(Ketubah Aharon Di Porto - Rosa Sessa, 12 October 1763 (5 Cheshvan 5524), Jewish Museum of Rome, gift of Clotilde Tagliacozzo in Piperno’s family, in memory of her father Angelo Tagliacozzo and of her mother Fortunata Di Porto, 2014 (Inv. 2368)

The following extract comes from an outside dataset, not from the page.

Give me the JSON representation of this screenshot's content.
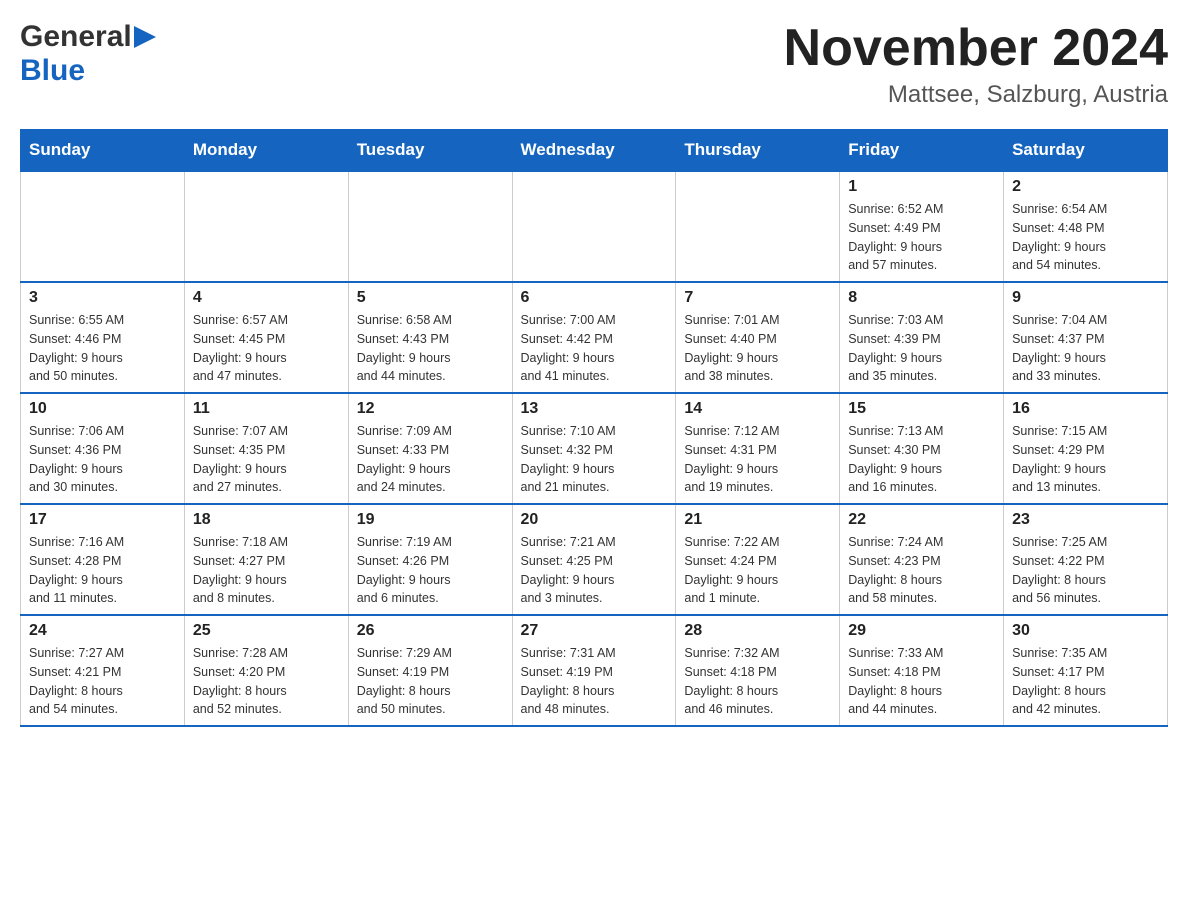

The deep association of the allegorical figures with Italian culture is expressed in another feature – rarely observed in the ketubot of other communities in Italy. Instead of using biblical verses, rabbinic concepts or Hebrew words, the allegories in Rome are often labeled by their familiar Italian name. Therefore, each is usually represented individually, set against a separate decorative background or frame, and the Italian word is inscribed below. As we may see in a ketubah preserved in the collection of the Jewish Museum of Rome, dated 1763, that features, in addition to two personifications of virtue, a third allegory, the central location and size of which imply it is the most important. It depicts not a single figure but a man and a woman with a golden chain encircling their necks with a pendant in the shape of a heart, which the two hold with their hands. The episode is entitled in Italian Concordia Maritale (“Harmony in Marriage”). This allegory is considered the ultimate representation of the perfect marriage, dominated by love and respect to each other. The chain, according to Ripa, is a symbol of the unification of the two, and that their marriage would never be dissolved unless one of them dies in the life- time of the spouse. Despite the Catholic overtones of this allegory (that is, it epitomizes the concept of the indissolubility of marriage in Christianity), this attractive image was found appropriate to decorate the Jewish marriage contract. In fact, it became the most popular allegory on Roman ketubot, appearing on numerous examples. Moreover, in nineteenth century specimens, the beloved image, by now a most familiar motif for the contemporary community, was “updated”: the man has a top hat, modern pants and a jacket, and the woman might wear a long fashionable dress, red shoes and a necklace (as in another ketubah of the Jewish Museum of Rome collection, dated 1817).
Some Roman ketubot exhibit also a rich biblical iconography – scenes that were carefully selected to fit Jewish ideas and ideals and at the same time show remarkable influence of Italian Baroque art. Often the biblical heroes and episodes appear in honor of the bridal couple who bear the same first names. Individual biblical miniatures for the bridal couple appears, for example, in the 1789 ketubah in the Roman Collection: Reuben handing the mandrakes (Mandragola or “love apples”) he picked to his mother, depicted in honor of Reuben, son of Joseph Menasci, the bridegroom, while the bottom episode, featuring King Ahasuerus handing the golden scepter to Esther in honors of Esther, daughter of Hananiah Sestieri.
The enrichment of the marriage contracts, even under changing circumstances, played a central role in the life of Roman Jewry, when Rome has become a true home for this beloved Jewish art form.
(Abstract and reworked from the essay by Shalom Sabar, Concordia Maritale. History and Art of the Ketubah in Rome, in O. Melasecchi - A. Spagnoletto, Antique Roman ketubot. The marriage contracts of the Jewish Community of Rome, Campisano Editore, Roma 2018.)